Congressional News 02

U.S. Senators Amy Klobuchar (D-MN), Ranking Member of the Senate Subcommittee on Antitrust, Competition Policy and Consumer Rights, and Mike Lee (R-UT), Chairman of the Senate Subcommittee on Antitrust, Competition Policy and Consumer Rights, wrote a letter to the Justice Department, Commodity Futures Trading Commission, and the U.S. Department of Agriculture (USDA), calling on the agencies to identify problems and implement appropriate solutions to help ensure that our country’s food markets work for consumers, as well as our farmers, ranchers, and packers.

“With many restaurants now closed, food suppliers have struggled to adjust to new consumption patterns to the detriment of consumers, as well as participants up and down the meat supply chain. Livestock producers – especially independent livestock producers – are feeling the pain of these disruptions acutely,” the senators wrote.

“We urge you to work to identify the root causes of these disruptions so we can work together to implement appropriate solutions.”

The full text of the letter can be found HERE and below:

Dear Attorney General Barr, Chairman Tarbert, and Secretary Perdue:

The coronavirus (COVID-19) pandemic has exposed troubling vulnerabilities in our meat supply chain that are harming both American livestock producers and consumers. We urge you to work to identify the root causes of these disruptions so we can work together to implement appropriate solutions. 

As Americans have gone to buy groceries during this pandemic, they have often been confronted by higher prices for beef and pork products, or in some circumstances, nearly empty meat cases. With many restaurants now closed, food suppliers have struggled to adjust to new consumption patterns to the detriment of consumers, as well as participants up and down the meat supply chain. Livestock producers – especially independent livestock producers – are feeling the pain of these disruptions acutely. 

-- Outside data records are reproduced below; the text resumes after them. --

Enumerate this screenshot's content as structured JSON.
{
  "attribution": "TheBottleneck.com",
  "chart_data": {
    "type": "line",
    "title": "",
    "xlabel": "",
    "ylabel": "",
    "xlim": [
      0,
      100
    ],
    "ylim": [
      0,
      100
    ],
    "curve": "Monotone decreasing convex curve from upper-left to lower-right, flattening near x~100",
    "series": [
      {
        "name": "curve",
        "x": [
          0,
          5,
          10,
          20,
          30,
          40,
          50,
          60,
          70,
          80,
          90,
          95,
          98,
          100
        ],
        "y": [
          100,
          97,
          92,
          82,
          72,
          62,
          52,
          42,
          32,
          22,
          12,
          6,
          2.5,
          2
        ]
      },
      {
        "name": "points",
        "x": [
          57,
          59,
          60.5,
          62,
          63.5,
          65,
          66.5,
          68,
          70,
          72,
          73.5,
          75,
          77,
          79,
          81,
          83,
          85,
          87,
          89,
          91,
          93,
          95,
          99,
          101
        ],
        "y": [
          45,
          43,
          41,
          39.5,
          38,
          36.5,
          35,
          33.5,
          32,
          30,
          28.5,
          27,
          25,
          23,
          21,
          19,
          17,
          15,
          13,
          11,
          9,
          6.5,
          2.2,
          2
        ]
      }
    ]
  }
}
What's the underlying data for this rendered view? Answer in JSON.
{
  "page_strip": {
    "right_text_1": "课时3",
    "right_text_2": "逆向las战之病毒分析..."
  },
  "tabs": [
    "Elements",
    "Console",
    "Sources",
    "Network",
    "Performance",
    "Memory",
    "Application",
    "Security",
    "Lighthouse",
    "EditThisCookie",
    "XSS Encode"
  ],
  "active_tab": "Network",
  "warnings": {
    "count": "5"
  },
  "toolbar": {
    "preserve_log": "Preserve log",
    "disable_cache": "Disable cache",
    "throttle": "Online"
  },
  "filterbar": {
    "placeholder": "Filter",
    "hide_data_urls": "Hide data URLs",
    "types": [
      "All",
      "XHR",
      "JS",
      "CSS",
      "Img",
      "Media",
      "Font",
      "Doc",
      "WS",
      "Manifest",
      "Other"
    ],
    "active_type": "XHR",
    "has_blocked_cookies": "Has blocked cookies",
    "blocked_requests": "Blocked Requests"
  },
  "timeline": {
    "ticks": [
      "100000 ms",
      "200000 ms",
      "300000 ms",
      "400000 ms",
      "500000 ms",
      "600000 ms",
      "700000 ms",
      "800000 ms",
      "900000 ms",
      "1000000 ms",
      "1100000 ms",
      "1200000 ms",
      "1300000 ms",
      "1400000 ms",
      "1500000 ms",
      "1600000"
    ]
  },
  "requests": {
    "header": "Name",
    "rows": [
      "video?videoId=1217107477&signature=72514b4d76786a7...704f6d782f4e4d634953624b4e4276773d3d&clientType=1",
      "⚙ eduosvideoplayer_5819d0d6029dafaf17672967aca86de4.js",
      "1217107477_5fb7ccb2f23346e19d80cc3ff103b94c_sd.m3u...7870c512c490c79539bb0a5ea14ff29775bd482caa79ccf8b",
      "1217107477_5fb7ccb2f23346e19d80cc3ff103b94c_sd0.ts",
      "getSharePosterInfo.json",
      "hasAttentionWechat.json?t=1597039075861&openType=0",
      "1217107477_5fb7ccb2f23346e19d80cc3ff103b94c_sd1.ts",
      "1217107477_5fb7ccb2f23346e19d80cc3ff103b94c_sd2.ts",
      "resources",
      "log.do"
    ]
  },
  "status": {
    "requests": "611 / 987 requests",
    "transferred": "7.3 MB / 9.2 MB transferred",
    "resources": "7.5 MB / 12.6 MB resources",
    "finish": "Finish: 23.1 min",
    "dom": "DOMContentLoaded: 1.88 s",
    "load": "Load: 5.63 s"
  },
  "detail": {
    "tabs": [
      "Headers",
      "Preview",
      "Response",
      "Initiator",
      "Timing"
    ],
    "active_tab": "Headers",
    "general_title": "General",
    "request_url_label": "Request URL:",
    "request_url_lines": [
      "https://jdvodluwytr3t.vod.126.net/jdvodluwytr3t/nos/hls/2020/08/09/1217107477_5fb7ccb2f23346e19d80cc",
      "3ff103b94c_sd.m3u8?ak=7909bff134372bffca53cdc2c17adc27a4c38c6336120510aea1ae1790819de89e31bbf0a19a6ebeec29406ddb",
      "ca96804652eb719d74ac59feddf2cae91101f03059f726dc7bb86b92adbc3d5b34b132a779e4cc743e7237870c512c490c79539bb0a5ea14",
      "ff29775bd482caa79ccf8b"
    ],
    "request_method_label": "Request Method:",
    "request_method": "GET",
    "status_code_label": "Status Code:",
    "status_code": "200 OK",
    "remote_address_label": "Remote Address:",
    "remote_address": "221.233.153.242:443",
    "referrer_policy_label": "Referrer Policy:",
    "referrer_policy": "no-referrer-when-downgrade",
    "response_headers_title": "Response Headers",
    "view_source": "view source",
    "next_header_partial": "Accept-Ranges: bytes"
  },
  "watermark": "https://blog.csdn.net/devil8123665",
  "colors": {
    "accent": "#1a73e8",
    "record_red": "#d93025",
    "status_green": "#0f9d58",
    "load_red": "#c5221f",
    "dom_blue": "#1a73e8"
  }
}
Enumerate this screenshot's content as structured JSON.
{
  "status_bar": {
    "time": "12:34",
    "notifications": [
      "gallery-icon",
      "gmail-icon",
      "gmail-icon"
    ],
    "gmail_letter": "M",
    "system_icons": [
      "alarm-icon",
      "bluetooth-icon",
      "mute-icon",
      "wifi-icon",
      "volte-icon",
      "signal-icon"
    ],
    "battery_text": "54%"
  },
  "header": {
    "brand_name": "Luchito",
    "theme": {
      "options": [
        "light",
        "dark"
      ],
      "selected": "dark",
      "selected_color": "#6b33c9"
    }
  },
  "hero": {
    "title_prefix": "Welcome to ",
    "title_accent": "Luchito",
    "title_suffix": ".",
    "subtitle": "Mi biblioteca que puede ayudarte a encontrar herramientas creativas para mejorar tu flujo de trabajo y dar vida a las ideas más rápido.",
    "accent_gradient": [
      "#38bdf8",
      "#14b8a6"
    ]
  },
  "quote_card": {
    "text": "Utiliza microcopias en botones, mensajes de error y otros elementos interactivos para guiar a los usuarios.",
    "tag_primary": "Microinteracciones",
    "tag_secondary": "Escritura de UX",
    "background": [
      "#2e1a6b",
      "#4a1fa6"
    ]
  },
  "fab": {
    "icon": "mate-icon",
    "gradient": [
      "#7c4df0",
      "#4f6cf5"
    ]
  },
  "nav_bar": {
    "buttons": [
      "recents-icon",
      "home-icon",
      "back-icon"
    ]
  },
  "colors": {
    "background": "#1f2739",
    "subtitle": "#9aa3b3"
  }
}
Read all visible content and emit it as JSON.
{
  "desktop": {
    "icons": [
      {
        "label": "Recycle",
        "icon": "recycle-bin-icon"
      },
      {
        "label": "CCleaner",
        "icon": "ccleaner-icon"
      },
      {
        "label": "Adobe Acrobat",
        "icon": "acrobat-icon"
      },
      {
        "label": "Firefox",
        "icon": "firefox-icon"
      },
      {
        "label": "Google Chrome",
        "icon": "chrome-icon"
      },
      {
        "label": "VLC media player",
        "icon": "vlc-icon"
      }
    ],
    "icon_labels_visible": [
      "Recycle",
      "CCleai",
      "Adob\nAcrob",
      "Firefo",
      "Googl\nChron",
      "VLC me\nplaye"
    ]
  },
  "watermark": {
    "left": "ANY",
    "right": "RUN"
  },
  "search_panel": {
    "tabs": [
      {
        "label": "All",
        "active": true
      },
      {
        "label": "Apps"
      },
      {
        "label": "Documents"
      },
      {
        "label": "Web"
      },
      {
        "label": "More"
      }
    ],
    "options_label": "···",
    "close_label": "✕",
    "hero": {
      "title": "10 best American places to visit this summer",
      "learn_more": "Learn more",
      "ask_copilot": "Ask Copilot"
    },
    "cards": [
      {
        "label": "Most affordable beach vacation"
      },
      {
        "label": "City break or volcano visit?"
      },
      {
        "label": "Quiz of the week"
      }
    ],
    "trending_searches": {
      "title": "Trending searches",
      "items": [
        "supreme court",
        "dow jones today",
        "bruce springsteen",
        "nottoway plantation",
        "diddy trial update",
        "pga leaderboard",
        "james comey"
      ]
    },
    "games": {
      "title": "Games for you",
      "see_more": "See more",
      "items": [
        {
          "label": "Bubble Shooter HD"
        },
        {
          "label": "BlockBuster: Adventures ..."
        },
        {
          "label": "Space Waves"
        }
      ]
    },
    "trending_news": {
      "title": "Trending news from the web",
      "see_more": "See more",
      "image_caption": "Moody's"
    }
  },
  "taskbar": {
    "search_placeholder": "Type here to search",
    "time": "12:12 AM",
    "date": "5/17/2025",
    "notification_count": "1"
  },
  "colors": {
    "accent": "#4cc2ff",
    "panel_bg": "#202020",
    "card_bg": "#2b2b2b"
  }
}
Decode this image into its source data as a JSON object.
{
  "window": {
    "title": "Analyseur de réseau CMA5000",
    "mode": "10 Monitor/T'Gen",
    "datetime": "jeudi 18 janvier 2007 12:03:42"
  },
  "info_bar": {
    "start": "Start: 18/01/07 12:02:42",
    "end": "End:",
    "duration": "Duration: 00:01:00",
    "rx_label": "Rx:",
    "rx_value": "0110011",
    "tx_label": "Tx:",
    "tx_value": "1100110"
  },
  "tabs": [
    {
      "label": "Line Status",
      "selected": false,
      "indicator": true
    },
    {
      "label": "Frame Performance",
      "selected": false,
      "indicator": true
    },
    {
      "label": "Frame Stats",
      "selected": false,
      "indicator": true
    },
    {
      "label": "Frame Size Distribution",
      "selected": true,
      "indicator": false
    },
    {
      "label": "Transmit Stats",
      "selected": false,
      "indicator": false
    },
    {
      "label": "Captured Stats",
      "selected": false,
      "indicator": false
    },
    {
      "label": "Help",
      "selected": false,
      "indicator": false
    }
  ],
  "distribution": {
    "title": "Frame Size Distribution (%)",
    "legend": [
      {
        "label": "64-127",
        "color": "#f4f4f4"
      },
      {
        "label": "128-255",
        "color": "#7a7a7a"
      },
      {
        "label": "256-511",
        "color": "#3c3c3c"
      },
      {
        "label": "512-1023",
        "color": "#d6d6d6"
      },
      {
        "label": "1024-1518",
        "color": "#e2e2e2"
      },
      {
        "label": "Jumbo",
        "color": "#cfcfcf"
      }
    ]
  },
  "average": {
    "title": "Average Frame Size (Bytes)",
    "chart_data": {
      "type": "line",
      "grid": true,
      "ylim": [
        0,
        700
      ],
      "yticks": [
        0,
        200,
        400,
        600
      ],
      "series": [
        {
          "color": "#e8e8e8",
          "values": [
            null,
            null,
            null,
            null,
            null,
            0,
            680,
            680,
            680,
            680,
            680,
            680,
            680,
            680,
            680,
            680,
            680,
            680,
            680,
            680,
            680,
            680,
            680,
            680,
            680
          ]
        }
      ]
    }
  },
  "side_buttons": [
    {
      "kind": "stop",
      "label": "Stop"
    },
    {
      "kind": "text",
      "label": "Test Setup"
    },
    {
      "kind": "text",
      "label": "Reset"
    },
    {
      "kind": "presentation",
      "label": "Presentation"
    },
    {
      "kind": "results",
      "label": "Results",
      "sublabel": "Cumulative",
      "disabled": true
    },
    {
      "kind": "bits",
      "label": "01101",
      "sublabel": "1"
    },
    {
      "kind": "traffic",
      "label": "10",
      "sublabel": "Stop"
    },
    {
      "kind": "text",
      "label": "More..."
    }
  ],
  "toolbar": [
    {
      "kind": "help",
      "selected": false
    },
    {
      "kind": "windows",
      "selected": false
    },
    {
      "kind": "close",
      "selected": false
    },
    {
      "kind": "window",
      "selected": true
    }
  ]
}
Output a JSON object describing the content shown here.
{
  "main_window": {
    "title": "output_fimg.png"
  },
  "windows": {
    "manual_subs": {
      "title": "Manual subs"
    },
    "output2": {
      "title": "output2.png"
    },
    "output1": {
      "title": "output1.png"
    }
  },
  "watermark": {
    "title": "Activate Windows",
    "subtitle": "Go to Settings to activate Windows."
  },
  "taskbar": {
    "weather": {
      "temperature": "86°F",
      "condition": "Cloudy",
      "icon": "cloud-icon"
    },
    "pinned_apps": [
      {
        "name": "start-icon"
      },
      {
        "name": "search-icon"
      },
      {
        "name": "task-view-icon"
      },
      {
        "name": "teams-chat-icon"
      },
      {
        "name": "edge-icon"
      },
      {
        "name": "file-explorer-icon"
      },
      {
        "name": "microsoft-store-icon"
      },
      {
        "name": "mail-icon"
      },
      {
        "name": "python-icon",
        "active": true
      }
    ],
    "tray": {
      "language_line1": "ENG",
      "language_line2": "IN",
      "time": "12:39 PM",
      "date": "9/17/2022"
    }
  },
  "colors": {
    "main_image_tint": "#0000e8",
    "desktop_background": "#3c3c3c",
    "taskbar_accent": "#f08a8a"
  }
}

Since the initial phases of the nationwide shut-down, we have seen once again the disparate impact catastrophic events have on cattle and hog producers as compared to their meat packer and processor counterparts. Livestock prices have fallen dramatically since the first weeks of the crisis, with live cattle futures falling by 29 percent and hog futures falling by 39 percent between the middle of January and the first week in April while beef and pork prices at the grocery store rose dramatically. As during past market disruptions, we saw producers’ margins fall to unsustainable levels while packers’ margins increased.

In more recent weeks, the spread of the virus has forced closures at major meat packing facilities. While some facilities have closed temporarily, others have been shuttered indefinitely. These closures, and the resulting uncertainty, force producers to make difficult decisions that could threaten our food supply or result in unnecessary increased costs for consumers. During this worldwide pandemic when unprecedented numbers of families are standing in food lines, we cannot afford to waste available food resources that could be utilized if only there were available options for processing and packing. 

We recognize the complex nature of these markets and the potential multi-faceted causes of these supply chain disruptions that disproportionately impact independent livestock producers, such as the dominance of formula pricing – which bases livestock pricing on low volume cash markets – or highly concentrated meat packing markets with high entry barriers for new competitors. There have also been allegations of potential market manipulation or anticompetitive conduct. 

In light of the above, we ask that each of you, in your respective capacities, investigate the vulnerabilities in these markets that have been exposed by the COVID-19 pandemic and identify areas of concern, regulations that can be modified or relaxed, any verifiable antitrust violations, and/or structural changes in the trading market to help ensure that our country’s food markets work for consumers, as well as our farmers, ranchers, and packers.

We look forward to working with you on this important issue.